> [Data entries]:
━━━━━━━━

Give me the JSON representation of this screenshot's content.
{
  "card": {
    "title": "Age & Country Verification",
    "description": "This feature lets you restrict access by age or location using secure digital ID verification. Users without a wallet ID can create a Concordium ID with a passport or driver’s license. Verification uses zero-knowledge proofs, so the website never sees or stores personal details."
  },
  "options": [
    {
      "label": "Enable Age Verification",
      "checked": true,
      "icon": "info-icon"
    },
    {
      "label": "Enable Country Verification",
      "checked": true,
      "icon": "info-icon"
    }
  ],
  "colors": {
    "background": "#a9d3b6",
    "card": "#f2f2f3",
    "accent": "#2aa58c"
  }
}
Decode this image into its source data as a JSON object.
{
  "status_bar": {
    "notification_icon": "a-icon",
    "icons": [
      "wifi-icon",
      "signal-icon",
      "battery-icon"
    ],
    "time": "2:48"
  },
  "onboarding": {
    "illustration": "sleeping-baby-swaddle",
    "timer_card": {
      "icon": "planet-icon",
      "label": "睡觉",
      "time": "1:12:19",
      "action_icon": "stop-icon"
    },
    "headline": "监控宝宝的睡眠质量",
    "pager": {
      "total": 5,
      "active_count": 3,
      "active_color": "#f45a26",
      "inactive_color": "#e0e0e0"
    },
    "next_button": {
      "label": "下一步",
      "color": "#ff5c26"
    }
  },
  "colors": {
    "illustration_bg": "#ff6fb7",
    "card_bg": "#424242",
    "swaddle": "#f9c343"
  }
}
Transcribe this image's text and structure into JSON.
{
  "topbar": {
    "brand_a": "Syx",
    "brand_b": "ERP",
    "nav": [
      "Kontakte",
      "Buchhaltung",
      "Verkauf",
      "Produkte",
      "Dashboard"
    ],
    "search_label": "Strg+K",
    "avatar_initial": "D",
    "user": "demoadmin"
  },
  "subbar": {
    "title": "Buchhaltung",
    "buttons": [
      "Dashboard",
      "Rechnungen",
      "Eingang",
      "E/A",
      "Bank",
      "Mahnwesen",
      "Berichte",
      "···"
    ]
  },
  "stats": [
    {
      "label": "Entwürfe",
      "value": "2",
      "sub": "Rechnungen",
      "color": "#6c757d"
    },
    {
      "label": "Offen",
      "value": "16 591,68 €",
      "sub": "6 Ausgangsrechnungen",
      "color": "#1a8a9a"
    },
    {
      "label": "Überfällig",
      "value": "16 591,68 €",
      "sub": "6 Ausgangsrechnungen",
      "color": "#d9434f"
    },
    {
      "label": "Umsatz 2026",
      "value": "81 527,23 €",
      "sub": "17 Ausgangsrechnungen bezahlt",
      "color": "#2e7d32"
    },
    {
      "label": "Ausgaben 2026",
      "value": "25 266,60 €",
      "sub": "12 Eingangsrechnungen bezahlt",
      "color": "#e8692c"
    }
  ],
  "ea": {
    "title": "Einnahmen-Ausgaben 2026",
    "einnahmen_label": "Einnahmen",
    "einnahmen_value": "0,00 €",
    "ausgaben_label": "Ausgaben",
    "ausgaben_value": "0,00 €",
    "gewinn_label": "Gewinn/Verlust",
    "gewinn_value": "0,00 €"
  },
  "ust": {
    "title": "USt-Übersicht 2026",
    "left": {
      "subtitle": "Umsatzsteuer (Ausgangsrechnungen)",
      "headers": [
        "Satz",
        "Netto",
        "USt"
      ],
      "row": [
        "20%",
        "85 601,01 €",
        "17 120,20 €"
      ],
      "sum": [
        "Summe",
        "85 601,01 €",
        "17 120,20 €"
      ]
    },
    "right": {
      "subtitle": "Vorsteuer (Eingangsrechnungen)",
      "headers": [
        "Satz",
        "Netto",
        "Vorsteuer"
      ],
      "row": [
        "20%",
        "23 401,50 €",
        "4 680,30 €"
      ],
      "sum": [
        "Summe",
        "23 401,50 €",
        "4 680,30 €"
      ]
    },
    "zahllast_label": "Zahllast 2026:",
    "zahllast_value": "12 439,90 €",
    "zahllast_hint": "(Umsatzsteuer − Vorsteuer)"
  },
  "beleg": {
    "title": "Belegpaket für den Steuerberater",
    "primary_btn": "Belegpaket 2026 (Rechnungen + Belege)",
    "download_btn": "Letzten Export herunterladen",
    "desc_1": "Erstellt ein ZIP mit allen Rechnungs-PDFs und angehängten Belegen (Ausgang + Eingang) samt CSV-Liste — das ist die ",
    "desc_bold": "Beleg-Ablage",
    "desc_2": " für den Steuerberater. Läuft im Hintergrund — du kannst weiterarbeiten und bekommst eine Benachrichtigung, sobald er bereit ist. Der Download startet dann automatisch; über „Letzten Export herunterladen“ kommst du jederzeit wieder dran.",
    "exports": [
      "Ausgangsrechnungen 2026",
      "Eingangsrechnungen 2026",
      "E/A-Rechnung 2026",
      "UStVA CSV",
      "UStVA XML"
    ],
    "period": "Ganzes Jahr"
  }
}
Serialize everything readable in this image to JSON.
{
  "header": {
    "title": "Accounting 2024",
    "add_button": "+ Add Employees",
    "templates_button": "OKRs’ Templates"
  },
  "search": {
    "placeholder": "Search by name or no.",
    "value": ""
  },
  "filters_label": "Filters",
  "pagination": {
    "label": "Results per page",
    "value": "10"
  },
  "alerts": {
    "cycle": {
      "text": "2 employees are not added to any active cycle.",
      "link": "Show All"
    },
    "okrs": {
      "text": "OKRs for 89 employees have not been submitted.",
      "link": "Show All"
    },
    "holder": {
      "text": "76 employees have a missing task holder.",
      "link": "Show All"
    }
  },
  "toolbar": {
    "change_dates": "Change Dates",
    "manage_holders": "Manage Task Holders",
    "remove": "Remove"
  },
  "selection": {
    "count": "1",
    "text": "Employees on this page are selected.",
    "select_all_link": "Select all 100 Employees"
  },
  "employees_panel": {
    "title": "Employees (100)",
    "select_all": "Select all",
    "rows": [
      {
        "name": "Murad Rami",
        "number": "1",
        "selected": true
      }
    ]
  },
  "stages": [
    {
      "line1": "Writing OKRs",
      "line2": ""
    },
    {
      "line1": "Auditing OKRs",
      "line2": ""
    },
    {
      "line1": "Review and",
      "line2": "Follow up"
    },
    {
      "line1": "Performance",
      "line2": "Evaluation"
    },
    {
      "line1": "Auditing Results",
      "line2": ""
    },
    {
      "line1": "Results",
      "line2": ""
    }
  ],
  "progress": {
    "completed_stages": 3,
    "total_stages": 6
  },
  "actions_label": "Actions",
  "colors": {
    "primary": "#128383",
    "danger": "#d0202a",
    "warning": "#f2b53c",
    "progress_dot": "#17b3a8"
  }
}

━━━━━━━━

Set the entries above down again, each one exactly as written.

Give me the JSON representation of this screenshot's content.
{
  "card": {
    "title": "Age & Country Verification",
    "description": "This feature lets you restrict access by age or location using secure digital ID verification. Users without a wallet ID can create a Concordium ID with a passport or driver’s license. Verification uses zero-knowledge proofs, so the website never sees or stores personal details."
  },
  "options": [
    {
      "label": "Enable Age Verification",
      "checked": true,
      "icon": "info-icon"
    },
    {
      "label": "Enable Country Verification",
      "checked": true,
      "icon": "info-icon"
    }
  ],
  "colors": {
    "background": "#a9d3b6",
    "card": "#f2f2f3",
    "accent": "#2aa58c"
  }
}
Decode this image into its source data as a JSON object.
{
  "status_bar": {
    "notification_icon": "a-icon",
    "icons": [
      "wifi-icon",
      "signal-icon",
      "battery-icon"
    ],
    "time": "2:48"
  },
  "onboarding": {
    "illustration": "sleeping-baby-swaddle",
    "timer_card": {
      "icon": "planet-icon",
      "label": "睡觉",
      "time": "1:12:19",
      "action_icon": "stop-icon"
    },
    "headline": "监控宝宝的睡眠质量",
    "pager": {
      "total": 5,
      "active_count": 3,
      "active_color": "#f45a26",
      "inactive_color": "#e0e0e0"
    },
    "next_button": {
      "label": "下一步",
      "color": "#ff5c26"
    }
  },
  "colors": {
    "illustration_bg": "#ff6fb7",
    "card_bg": "#424242",
    "swaddle": "#f9c343"
  }
}
Transcribe this image's text and structure into JSON.
{
  "topbar": {
    "brand_a": "Syx",
    "brand_b": "ERP",
    "nav": [
      "Kontakte",
      "Buchhaltung",
      "Verkauf",
      "Produkte",
      "Dashboard"
    ],
    "search_label": "Strg+K",
    "avatar_initial": "D",
    "user": "demoadmin"
  },
  "subbar": {
    "title": "Buchhaltung",
    "buttons": [
      "Dashboard",
      "Rechnungen",
      "Eingang",
      "E/A",
      "Bank",
      "Mahnwesen",
      "Berichte",
      "···"
    ]
  },
  "stats": [
    {
      "label": "Entwürfe",
      "value": "2",
      "sub": "Rechnungen",
      "color": "#6c757d"
    },
    {
      "label": "Offen",
      "value": "16 591,68 €",
      "sub": "6 Ausgangsrechnungen",
      "color": "#1a8a9a"
    },
    {
      "label": "Überfällig",
      "value": "16 591,68 €",
      "sub": "6 Ausgangsrechnungen",
      "color": "#d9434f"
    },
    {
      "label": "Umsatz 2026",
      "value": "81 527,23 €",
      "sub": "17 Ausgangsrechnungen bezahlt",
      "color": "#2e7d32"
    },
    {
      "label": "Ausgaben 2026",
      "value": "25 266,60 €",
      "sub": "12 Eingangsrechnungen bezahlt",
      "color": "#e8692c"
    }
  ],
  "ea": {
    "title": "Einnahmen-Ausgaben 2026",
    "einnahmen_label": "Einnahmen",
    "einnahmen_value": "0,00 €",
    "ausgaben_label": "Ausgaben",
    "ausgaben_value": "0,00 €",
    "gewinn_label": "Gewinn/Verlust",
    "gewinn_value": "0,00 €"
  },
  "ust": {
    "title": "USt-Übersicht 2026",
    "left": {
      "subtitle": "Umsatzsteuer (Ausgangsrechnungen)",
      "headers": [
        "Satz",
        "Netto",
        "USt"
      ],
      "row": [
        "20%",
        "85 601,01 €",
        "17 120,20 €"
      ],
      "sum": [
        "Summe",
        "85 601,01 €",
        "17 120,20 €"
      ]
    },
    "right": {
      "subtitle": "Vorsteuer (Eingangsrechnungen)",
      "headers": [
        "Satz",
        "Netto",
        "Vorsteuer"
      ],
      "row": [
        "20%",
        "23 401,50 €",
        "4 680,30 €"
      ],
      "sum": [
        "Summe",
        "23 401,50 €",
        "4 680,30 €"
      ]
    },
    "zahllast_label": "Zahllast 2026:",
    "zahllast_value": "12 439,90 €",
    "zahllast_hint": "(Umsatzsteuer − Vorsteuer)"
  },
  "beleg": {
    "title": "Belegpaket für den Steuerberater",
    "primary_btn": "Belegpaket 2026 (Rechnungen + Belege)",
    "download_btn": "Letzten Export herunterladen",
    "desc_1": "Erstellt ein ZIP mit allen Rechnungs-PDFs und angehängten Belegen (Ausgang + Eingang) samt CSV-Liste — das ist die ",
    "desc_bold": "Beleg-Ablage",
    "desc_2": " für den Steuerberater. Läuft im Hintergrund — du kannst weiterarbeiten und bekommst eine Benachrichtigung, sobald er bereit ist. Der Download startet dann automatisch; über „Letzten Export herunterladen“ kommst du jederzeit wieder dran.",
    "exports": [
      "Ausgangsrechnungen 2026",
      "Eingangsrechnungen 2026",
      "E/A-Rechnung 2026",
      "UStVA CSV",
      "UStVA XML"
    ],
    "period": "Ganzes Jahr"
  }
}
Serialize everything readable in this image to JSON.
{
  "header": {
    "title": "Accounting 2024",
    "add_button": "+ Add Employees",
    "templates_button": "OKRs’ Templates"
  },
  "search": {
    "placeholder": "Search by name or no.",
    "value": ""
  },
  "filters_label": "Filters",
  "pagination": {
    "label": "Results per page",
    "value": "10"
  },
  "alerts": {
    "cycle": {
      "text": "2 employees are not added to any active cycle.",
      "link": "Show All"
    },
    "okrs": {
      "text": "OKRs for 89 employees have not been submitted.",
      "link": "Show All"
    },
    "holder": {
      "text": "76 employees have a missing task holder.",
      "link": "Show All"
    }
  },
  "toolbar": {
    "change_dates": "Change Dates",
    "manage_holders": "Manage Task Holders",
    "remove": "Remove"
  },
  "selection": {
    "count": "1",
    "text": "Employees on this page are selected.",
    "select_all_link": "Select all 100 Employees"
  },
  "employees_panel": {
    "title": "Employees (100)",
    "select_all": "Select all",
    "rows": [
      {
        "name": "Murad Rami",
        "number": "1",
        "selected": true
      }
    ]
  },
  "stages": [
    {
      "line1": "Writing OKRs",
      "line2": ""
    },
    {
      "line1": "Auditing OKRs",
      "line2": ""
    },
    {
      "line1": "Review and",
      "line2": "Follow up"
    },
    {
      "line1": "Performance",
      "line2": "Evaluation"
    },
    {
      "line1": "Auditing Results",
      "line2": ""
    },
    {
      "line1": "Results",
      "line2": ""
    }
  ],
  "progress": {
    "completed_stages": 3,
    "total_stages": 6
  },
  "actions_label": "Actions",
  "colors": {
    "primary": "#128383",
    "danger": "#d0202a",
    "warning": "#f2b53c",
    "progress_dot": "#17b3a8"
  }
}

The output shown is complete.